      The main problem with the Surface, is 1) price 2) functionality, 3) availability. The price is absurd! I was ready to scoop up an MS Surface Pro, until I found out it was going to list for $899! I'm getting an Asus tablet with dual cameras, with expansion for half that price. 2) The RT is a joke. How can you possibly sell a MS product that is not backwards compatible with all your existing Windows software? 3) availability - as another user indicated, Android (and IOS devices) tablets are available damn near everywhere, whereas MS is "trying" (gulp), to be exactly like Apple. I'm a loyal MS Windows user, and have been for every version of Windows since 3.1. They're trying to do something right, in all the wrong ways.

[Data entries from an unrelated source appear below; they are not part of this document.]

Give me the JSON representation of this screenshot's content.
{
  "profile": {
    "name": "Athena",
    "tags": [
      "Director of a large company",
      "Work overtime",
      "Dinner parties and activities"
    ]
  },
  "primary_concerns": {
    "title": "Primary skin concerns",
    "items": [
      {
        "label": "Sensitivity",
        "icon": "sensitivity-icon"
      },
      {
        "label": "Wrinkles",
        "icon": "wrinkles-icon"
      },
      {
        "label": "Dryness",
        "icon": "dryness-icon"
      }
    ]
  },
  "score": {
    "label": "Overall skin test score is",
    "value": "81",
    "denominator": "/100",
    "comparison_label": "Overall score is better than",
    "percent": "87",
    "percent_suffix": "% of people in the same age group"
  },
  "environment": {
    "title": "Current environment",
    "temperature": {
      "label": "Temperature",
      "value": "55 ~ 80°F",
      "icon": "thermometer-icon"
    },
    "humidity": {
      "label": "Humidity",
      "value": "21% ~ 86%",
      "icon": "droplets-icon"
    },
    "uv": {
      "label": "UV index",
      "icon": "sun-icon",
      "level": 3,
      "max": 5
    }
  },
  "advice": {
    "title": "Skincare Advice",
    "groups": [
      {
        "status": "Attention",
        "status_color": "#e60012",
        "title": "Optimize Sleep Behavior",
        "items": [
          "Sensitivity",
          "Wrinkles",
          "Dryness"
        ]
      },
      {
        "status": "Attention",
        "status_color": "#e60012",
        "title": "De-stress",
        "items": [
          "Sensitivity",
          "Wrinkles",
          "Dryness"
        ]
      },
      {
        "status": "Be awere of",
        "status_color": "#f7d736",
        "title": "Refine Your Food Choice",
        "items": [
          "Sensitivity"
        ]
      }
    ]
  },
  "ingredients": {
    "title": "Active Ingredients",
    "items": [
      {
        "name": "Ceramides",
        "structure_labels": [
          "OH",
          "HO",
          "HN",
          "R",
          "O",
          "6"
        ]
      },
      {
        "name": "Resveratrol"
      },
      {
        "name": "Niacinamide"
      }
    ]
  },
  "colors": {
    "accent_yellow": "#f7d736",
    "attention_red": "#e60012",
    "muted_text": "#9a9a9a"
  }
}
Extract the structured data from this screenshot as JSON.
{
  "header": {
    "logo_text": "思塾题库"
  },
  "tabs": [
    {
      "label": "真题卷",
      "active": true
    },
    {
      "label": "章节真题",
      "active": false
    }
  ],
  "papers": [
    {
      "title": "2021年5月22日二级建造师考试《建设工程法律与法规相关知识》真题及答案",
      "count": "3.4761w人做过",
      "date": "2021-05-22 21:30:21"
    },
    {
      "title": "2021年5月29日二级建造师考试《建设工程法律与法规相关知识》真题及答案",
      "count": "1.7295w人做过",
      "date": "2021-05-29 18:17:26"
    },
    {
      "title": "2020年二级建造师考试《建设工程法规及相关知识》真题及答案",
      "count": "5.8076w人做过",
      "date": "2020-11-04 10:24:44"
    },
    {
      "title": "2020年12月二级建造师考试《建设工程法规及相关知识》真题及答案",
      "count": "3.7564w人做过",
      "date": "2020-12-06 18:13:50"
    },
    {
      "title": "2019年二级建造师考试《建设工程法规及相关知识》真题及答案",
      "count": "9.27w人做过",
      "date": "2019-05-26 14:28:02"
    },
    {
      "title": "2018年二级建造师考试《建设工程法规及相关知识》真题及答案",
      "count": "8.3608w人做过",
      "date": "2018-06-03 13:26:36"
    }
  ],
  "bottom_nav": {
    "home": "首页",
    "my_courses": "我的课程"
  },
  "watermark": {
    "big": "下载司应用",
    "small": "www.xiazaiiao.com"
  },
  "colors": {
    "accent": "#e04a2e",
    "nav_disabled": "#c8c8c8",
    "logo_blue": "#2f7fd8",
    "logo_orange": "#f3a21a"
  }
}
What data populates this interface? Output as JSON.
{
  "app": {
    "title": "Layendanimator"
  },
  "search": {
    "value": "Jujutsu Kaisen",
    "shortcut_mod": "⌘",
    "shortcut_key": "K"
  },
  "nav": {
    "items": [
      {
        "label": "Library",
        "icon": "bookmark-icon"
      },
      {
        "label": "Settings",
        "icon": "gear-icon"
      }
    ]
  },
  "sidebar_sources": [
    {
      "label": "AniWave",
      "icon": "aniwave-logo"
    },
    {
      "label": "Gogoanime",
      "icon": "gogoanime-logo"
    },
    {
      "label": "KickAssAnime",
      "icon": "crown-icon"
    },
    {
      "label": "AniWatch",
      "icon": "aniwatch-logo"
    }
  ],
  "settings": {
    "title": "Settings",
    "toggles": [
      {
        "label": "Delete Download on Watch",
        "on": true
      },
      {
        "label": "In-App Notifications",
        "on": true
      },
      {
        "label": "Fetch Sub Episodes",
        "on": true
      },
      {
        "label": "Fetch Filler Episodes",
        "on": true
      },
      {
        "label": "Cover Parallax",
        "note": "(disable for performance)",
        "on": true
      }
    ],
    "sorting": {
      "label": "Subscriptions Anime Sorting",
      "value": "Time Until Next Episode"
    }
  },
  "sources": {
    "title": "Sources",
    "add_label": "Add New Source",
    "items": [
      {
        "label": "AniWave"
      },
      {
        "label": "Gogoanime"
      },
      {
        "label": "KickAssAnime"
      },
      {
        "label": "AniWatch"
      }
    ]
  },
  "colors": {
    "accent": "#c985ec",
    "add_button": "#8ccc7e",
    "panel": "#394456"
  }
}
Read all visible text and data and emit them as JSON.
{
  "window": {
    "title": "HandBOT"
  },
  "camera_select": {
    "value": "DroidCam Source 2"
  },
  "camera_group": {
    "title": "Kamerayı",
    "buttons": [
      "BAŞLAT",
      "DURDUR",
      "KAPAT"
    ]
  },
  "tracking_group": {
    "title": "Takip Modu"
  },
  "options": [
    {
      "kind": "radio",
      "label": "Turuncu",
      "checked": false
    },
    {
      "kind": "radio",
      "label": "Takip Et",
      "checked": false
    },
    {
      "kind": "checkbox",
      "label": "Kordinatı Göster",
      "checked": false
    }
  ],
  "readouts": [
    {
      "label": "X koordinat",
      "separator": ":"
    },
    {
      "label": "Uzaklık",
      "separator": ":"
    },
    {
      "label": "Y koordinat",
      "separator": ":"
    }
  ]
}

Just my 2c worth.
      • RT

        Was talking about the 499$ RT tablet. The Pro is, I must agree, too expensive.
        • Pro is too expensive?

          I find that funny, because nobody says, that any ultrabook or mac book is too expensive and now, the Surface pro or Slate is too expensive?
          I understand that all of us would like to have allmighty power at low price, but in reality such tight integration with stile, display and other features (i5, 4Gb ram, 64 or 128 SSD, Full HD resolution etc... ) comes at a price.
          • Macbooks are too expensive.

            Macbooks are too expensive.
            Patrick Aupperle
      • Surface issues

        Main problems:
        1- is from Microsoft
        2- Is not Android
        Very few people wants a Microsoft product, is not a good name; consumers are running away. That's why resellers are shy from selling it. The Surface ReTard 1st generation soon will become collectible item, in the sense they will be very hard to find.
        • Those are ADVANTAGES to most consumers...

          Um, your little list there is made up of what many consumers (probably most consumers) consider advantages.

          And BTW, Microsoft is ramping up production of the Surface and expanding its availability.
        • You must be

          ReTard connosieur? You spend a lot of time among ReTards?
  • When is a tablet not a tablet?

    "A tablet that brings all the features of Windows 8 on the desktop is going to be far more attractive than one that only brings a whiff of the desktop experience."

    When it's saddled-down and compromised by Windows desktop experience. I consider the Pro to be a notebook with touch capability (tablet-pc) rather than what is considered a modern tablet today. This should be separate category from consumption tablets like the iPad and Nexus 10 and should not be compared.

    To get that desktop "experience" that you say is more attractive, consumers will have to deal with a measly 4 hour battery for a mobile pc, extra large/wide screen, heavier and bulkier, internal fans to keep the "PC" cool. More complex. And a much larger 10.6" screen when everyone is going smaller. There's a reason tablets like the iPad took off the way it did - partly because it was not weighted-down by the desktop pc of yesteryear. It is a tablet in its purest form of the word. Lite and efficient, long battery-life, easy to use mobile appliance-like device.